Copy out each line of the entries below in which the string "spectral" appears.

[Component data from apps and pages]
===

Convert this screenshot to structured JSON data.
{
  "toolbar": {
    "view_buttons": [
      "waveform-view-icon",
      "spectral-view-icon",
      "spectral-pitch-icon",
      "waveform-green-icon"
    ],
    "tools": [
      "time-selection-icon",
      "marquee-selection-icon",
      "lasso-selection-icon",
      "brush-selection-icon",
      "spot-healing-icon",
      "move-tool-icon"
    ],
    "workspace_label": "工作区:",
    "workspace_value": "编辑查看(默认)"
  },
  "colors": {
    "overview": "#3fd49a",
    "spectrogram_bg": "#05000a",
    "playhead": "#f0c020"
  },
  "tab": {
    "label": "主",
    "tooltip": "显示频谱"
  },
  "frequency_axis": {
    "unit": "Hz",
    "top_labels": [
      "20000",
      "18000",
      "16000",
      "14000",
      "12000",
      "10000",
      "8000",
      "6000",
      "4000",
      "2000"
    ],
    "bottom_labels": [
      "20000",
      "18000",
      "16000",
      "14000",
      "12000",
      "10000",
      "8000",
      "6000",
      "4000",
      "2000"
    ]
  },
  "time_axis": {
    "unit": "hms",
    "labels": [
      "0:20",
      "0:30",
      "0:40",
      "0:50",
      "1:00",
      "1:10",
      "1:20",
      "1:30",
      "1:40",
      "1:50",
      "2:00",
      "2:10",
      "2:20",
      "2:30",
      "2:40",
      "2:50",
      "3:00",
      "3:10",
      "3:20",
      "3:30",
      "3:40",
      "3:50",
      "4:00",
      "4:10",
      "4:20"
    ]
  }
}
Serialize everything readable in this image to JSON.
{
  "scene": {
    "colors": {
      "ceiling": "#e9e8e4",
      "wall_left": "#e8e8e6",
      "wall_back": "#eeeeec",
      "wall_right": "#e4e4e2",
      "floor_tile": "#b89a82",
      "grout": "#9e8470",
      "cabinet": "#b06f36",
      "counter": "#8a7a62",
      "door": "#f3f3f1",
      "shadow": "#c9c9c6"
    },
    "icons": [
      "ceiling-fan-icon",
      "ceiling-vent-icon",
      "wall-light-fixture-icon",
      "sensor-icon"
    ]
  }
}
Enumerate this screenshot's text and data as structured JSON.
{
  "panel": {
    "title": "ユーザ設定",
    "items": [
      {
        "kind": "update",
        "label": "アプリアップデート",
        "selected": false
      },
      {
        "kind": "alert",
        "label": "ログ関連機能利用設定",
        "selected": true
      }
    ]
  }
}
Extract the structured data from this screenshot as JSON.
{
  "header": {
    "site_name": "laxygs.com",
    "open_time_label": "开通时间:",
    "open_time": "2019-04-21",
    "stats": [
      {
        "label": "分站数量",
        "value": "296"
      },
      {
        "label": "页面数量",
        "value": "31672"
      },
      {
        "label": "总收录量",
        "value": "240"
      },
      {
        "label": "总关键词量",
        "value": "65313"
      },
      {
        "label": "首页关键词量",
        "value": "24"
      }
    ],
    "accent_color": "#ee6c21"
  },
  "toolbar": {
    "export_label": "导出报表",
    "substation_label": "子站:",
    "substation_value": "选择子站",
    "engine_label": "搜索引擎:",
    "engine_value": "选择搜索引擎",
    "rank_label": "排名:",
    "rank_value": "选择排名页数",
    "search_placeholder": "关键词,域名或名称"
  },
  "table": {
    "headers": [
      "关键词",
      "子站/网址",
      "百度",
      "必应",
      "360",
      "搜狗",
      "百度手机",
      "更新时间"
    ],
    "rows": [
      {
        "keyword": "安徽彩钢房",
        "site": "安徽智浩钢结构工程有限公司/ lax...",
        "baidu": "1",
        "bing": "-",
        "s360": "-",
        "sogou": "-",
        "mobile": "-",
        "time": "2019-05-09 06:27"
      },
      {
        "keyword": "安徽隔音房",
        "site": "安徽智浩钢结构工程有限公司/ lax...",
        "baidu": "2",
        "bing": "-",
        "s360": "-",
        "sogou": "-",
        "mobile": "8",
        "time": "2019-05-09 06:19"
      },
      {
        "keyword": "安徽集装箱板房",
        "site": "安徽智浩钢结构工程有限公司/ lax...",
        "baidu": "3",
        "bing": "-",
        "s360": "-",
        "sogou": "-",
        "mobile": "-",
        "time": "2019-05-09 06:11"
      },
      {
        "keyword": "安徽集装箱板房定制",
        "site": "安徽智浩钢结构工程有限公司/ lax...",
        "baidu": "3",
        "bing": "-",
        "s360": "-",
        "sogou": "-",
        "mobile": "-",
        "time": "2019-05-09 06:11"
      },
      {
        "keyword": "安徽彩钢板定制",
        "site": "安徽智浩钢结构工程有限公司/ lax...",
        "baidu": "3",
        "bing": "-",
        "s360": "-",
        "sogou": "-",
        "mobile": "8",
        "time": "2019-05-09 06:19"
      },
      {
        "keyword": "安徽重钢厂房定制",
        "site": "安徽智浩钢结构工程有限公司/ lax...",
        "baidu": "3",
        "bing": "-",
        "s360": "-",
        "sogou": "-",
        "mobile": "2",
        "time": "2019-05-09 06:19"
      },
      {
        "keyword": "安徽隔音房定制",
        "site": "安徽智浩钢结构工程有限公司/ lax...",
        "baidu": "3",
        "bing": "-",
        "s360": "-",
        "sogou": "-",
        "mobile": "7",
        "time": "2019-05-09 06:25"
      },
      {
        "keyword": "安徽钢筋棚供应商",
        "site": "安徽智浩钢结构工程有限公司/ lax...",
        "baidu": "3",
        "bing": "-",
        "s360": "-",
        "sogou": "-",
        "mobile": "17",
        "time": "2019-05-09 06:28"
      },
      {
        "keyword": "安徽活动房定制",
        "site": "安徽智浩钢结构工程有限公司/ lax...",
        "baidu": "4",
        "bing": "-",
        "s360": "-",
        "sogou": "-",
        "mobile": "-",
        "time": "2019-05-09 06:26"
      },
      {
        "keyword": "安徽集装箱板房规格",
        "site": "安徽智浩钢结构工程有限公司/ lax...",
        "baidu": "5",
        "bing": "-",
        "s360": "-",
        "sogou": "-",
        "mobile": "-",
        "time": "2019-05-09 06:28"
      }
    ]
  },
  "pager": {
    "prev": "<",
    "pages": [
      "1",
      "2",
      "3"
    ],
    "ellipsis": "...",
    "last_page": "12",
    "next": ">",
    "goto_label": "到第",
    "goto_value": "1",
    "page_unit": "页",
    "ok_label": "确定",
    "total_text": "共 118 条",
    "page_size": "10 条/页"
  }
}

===

#### Exercise result:
      "spectral-view-icon",
      "spectral-pitch-icon",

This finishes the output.